Student work from 1,101 centres in England – around one in five schools and colleges – had their evidence scrutinised during external quality assurance this summer by exam boards.
For 85 per cent of schools and colleges who had their work looked at, the subject experts – usually senior examiners – were satisfied the evidence supported the teacher assessed grades.
Just 15 per cent – 165 – were subject to further scrutiny. This included professional conversations between the exam boards’ experts and staff, which covered both the samples of work submitted and the centre’s approach to determining grades more generally.
Where necessary, centres reviewed and revised their grades.

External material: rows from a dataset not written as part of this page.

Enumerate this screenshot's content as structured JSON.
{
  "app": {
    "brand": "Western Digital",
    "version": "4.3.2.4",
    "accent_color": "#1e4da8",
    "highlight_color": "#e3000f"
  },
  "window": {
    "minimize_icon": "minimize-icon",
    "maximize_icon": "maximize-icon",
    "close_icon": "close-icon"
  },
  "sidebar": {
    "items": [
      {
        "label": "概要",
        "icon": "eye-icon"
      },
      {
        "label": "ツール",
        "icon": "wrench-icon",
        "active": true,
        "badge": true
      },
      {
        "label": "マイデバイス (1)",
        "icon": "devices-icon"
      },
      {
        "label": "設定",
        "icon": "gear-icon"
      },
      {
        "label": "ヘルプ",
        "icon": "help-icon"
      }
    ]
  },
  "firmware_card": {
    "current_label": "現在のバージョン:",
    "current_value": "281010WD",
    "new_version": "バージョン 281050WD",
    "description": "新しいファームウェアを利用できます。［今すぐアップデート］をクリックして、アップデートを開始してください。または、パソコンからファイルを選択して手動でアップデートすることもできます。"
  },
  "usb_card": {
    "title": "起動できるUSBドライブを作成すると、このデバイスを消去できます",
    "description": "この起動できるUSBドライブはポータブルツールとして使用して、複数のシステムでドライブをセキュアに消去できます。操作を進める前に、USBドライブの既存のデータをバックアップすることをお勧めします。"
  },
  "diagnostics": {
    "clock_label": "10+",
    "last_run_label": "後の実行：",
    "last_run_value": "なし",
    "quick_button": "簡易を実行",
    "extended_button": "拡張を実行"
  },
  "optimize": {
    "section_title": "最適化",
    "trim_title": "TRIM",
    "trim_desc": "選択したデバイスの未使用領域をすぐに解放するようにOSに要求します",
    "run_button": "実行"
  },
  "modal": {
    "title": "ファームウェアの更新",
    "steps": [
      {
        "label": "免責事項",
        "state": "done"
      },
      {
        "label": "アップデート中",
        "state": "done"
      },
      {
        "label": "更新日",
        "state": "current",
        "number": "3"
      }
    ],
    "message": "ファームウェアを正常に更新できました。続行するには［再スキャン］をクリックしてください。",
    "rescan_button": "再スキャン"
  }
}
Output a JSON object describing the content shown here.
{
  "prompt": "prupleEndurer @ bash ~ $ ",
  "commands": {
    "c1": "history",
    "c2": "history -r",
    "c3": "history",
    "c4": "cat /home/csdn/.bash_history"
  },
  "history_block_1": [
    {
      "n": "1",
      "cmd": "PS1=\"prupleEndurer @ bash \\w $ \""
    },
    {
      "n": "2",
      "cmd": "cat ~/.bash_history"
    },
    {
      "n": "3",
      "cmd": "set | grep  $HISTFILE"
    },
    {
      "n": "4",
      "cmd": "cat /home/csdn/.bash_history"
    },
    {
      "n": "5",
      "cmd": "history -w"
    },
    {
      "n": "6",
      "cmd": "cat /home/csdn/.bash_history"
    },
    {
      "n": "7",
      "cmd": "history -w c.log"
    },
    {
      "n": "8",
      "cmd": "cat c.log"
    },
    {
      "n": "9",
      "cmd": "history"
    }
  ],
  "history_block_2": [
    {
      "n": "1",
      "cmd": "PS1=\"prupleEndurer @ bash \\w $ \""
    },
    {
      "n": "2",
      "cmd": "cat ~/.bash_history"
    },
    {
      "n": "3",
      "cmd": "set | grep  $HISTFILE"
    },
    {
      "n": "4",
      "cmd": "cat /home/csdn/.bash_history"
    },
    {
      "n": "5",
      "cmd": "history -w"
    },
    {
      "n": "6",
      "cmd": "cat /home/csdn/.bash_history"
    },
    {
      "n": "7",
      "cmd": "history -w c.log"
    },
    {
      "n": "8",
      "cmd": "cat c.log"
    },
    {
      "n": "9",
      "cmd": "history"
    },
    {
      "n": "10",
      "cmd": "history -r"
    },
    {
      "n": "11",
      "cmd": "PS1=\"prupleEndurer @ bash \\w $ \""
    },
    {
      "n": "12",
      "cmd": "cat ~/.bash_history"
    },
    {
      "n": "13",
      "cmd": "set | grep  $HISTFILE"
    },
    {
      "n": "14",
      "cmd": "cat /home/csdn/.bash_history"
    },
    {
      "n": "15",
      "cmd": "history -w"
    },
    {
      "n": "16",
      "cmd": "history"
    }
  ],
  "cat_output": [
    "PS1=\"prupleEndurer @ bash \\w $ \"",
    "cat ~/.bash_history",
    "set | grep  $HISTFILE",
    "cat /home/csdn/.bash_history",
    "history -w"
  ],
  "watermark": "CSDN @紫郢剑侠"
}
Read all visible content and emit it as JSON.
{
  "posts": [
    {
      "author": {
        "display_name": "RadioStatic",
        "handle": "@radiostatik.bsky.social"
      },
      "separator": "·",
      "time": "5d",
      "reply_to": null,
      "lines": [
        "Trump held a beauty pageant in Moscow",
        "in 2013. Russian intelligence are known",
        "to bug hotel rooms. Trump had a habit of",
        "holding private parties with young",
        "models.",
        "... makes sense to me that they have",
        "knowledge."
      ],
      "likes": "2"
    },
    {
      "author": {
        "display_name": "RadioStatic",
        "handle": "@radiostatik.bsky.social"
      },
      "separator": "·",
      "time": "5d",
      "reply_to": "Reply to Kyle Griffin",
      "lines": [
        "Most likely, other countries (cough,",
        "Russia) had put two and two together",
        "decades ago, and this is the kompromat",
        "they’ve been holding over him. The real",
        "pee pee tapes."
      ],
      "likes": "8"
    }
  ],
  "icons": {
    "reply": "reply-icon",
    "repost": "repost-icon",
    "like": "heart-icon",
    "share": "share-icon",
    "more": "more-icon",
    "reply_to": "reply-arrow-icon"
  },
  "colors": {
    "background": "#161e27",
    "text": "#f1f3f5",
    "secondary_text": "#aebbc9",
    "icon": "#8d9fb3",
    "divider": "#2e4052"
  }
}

But it was revealed today that less than 1 per cent of all A-level grades were actually amended.
Ofqual said “in most cases” exam boards were satisfied either with the school or college’s original judgments or with the revised TAGs which they submitted.
Some schools still being quizzed
Exam boards are continuing discussions with a “small number” of centres either because of issues identified through the quality assurance process or because of complaints, such as whistleblowing.
Results will be withheld for these schools and colleges today if concerns remain unresolved.
Further information and statistics about the quality assurance process, malpractice investigations and findings will be published later this year.
Schools had to provide samples of student work within two days of being asked after grades were submitted in June.